Thursday, September 1, 2011
dogs and roses
One of the things that's made our experience of having a new dog even more lovely is that we're reading the book Inside of a Dog by Alexandra Horowitz. I'd been eyeing the book for a while as I shelved bestsellers at Powell's, and when I brought it home, Stephen had the idea that we could read it together. We used to read to each other when we were first together and have read a number of books that way, including Faraway Places and The Man Who Fell in Love With the Moon. It's been a while, though, and when Stephen suggested we do that with Inside of a Dog, I thought it was a perfect idea. Horowitz is a psychologist who focuses her study on animals, and this book explores dogs' perceptual and cognitive abilities and gives you a good idea of what it's like to be a dog.
So lovely to lie in bed together with Nicholas curled up against us or burrowed deep in the covers, and read about dogness. The book is illuminating but also written with a sweet, droll style--and thank you lord, not full of cutesy animal puns. I'd highly recommend reading it if you have a new dog, or otherwise. Here's a paragraph I really enjoyed:

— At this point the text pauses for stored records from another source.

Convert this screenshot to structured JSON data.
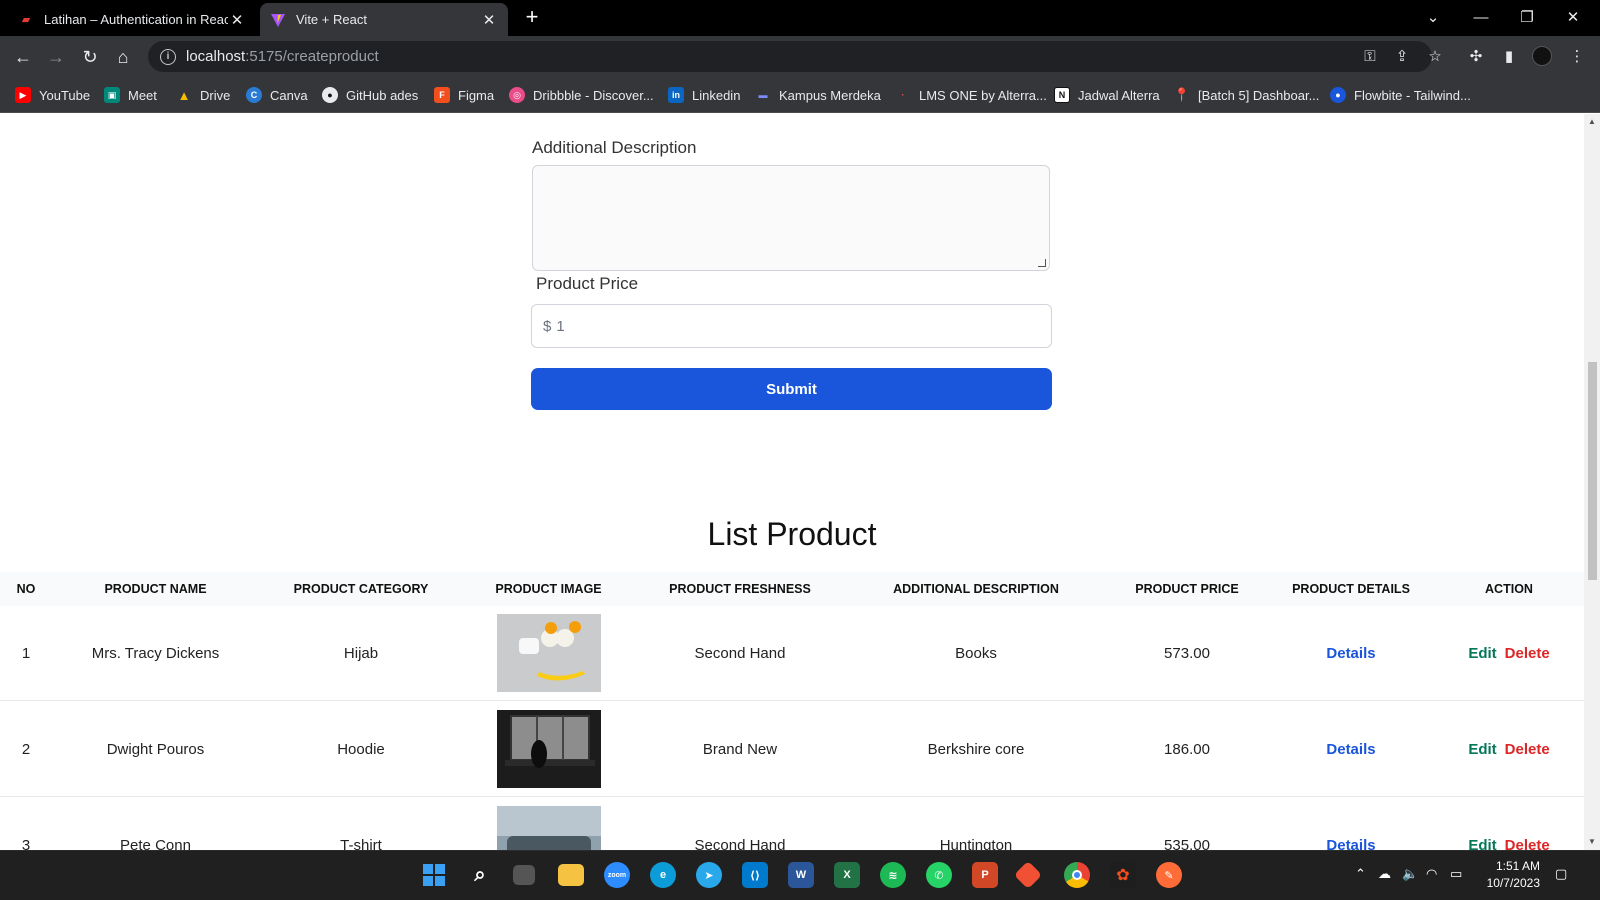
{
  "browser": {
    "tabs": [
      {
        "title": "Latihan – Authentication in Reac",
        "active": false
      },
      {
        "title": "Vite + React",
        "active": true
      }
    ],
    "url_host": "localhost",
    "url_path": ":5175/createproduct",
    "bookmarks": [
      {
        "label": "YouTube",
        "icon": "youtube-icon",
        "color": "#ff0000"
      },
      {
        "label": "Meet",
        "icon": "meet-icon",
        "color": "#00897b"
      },
      {
        "label": "Drive",
        "icon": "drive-icon",
        "color": "#fbbc04"
      },
      {
        "label": "Canva",
        "icon": "canva-icon",
        "color": "#2a7bd4"
      },
      {
        "label": "GitHub ades",
        "icon": "github-icon",
        "color": "#e8eaed"
      },
      {
        "label": "Figma",
        "icon": "figma-icon",
        "color": "#f24e1e"
      },
      {
        "label": "Dribbble - Discover...",
        "icon": "dribbble-icon",
        "color": "#ea4c89"
      },
      {
        "label": "Linkedin",
        "icon": "linkedin-icon",
        "color": "#0a66c2"
      },
      {
        "label": "Kampus Merdeka",
        "icon": "kampus-merdeka-icon",
        "color": "#3b5bdb"
      },
      {
        "label": "LMS ONE by Alterra...",
        "icon": "lms-icon",
        "color": "#ff4d4d"
      },
      {
        "label": "Jadwal Alterra",
        "icon": "notion-icon",
        "color": "#ffffff"
      },
      {
        "label": "[Batch 5] Dashboar...",
        "icon": "pin-icon",
        "color": "#e53935"
      },
      {
        "label": "Flowbite - Tailwind...",
        "icon": "flowbite-icon",
        "color": "#1a56db"
      }
    ]
  },
  "form": {
    "description_label": "Additional Description",
    "description_value": "",
    "price_label": "Product Price",
    "price_currency": "$",
    "price_value": "1",
    "submit_label": "Submit"
  },
  "list": {
    "title": "List Product",
    "columns": [
      "NO",
      "PRODUCT NAME",
      "PRODUCT CATEGORY",
      "PRODUCT IMAGE",
      "PRODUCT FRESHNESS",
      "ADDITIONAL DESCRIPTION",
      "PRODUCT PRICE",
      "PRODUCT DETAILS",
      "ACTION"
    ],
    "rows": [
      {
        "no": "1",
        "name": "Mrs. Tracy Dickens",
        "category": "Hijab",
        "image": "breakfast-food-photo",
        "freshness": "Second Hand",
        "description": "Books",
        "price": "573.00",
        "details": "Details",
        "edit": "Edit",
        "delete": "Delete"
      },
      {
        "no": "2",
        "name": "Dwight Pouros",
        "category": "Hoodie",
        "image": "dark-window-photo",
        "freshness": "Brand New",
        "description": "Berkshire core",
        "price": "186.00",
        "details": "Details",
        "edit": "Edit",
        "delete": "Delete"
      },
      {
        "no": "3",
        "name": "Pete Conn",
        "category": "T-shirt",
        "image": "car-interior-photo",
        "freshness": "Second Hand",
        "description": "Huntington",
        "price": "535.00",
        "details": "Details",
        "edit": "Edit",
        "delete": "Delete"
      }
    ]
  },
  "taskbar": {
    "apps": [
      "windows-start-icon",
      "search-icon",
      "task-view-icon",
      "file-explorer-icon",
      "zoom-icon",
      "edge-icon",
      "telegram-icon",
      "vscode-icon",
      "word-icon",
      "excel-icon",
      "spotify-icon",
      "whatsapp-icon",
      "powerpoint-icon",
      "git-icon",
      "chrome-icon",
      "figma-icon",
      "postman-icon"
    ],
    "time": "1:51 AM",
    "date": "10/7/2023"
  }
}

"...Imagine if each detail of our visual world were matched by a corresponding smell. Each petal on a rose may be distinct, having been visited by insects leaving pollen footprints from faraway flowers. What is to us just a single stem actually holds a record of who held it, and when. A burst of chemicals marks where a leaf was torn. The flesh of the petals, plump with moisture compared to that of the leaf, holds a different odor besides. The fold of a leaf has a smell; so does a dew drop on a thorn. And time is in those details: while we can see one of the petals drying and browning, the dog can smell this process of decay and aging. Imagine smelling every minute visual detail. That might be the experience of a rose to a dog..."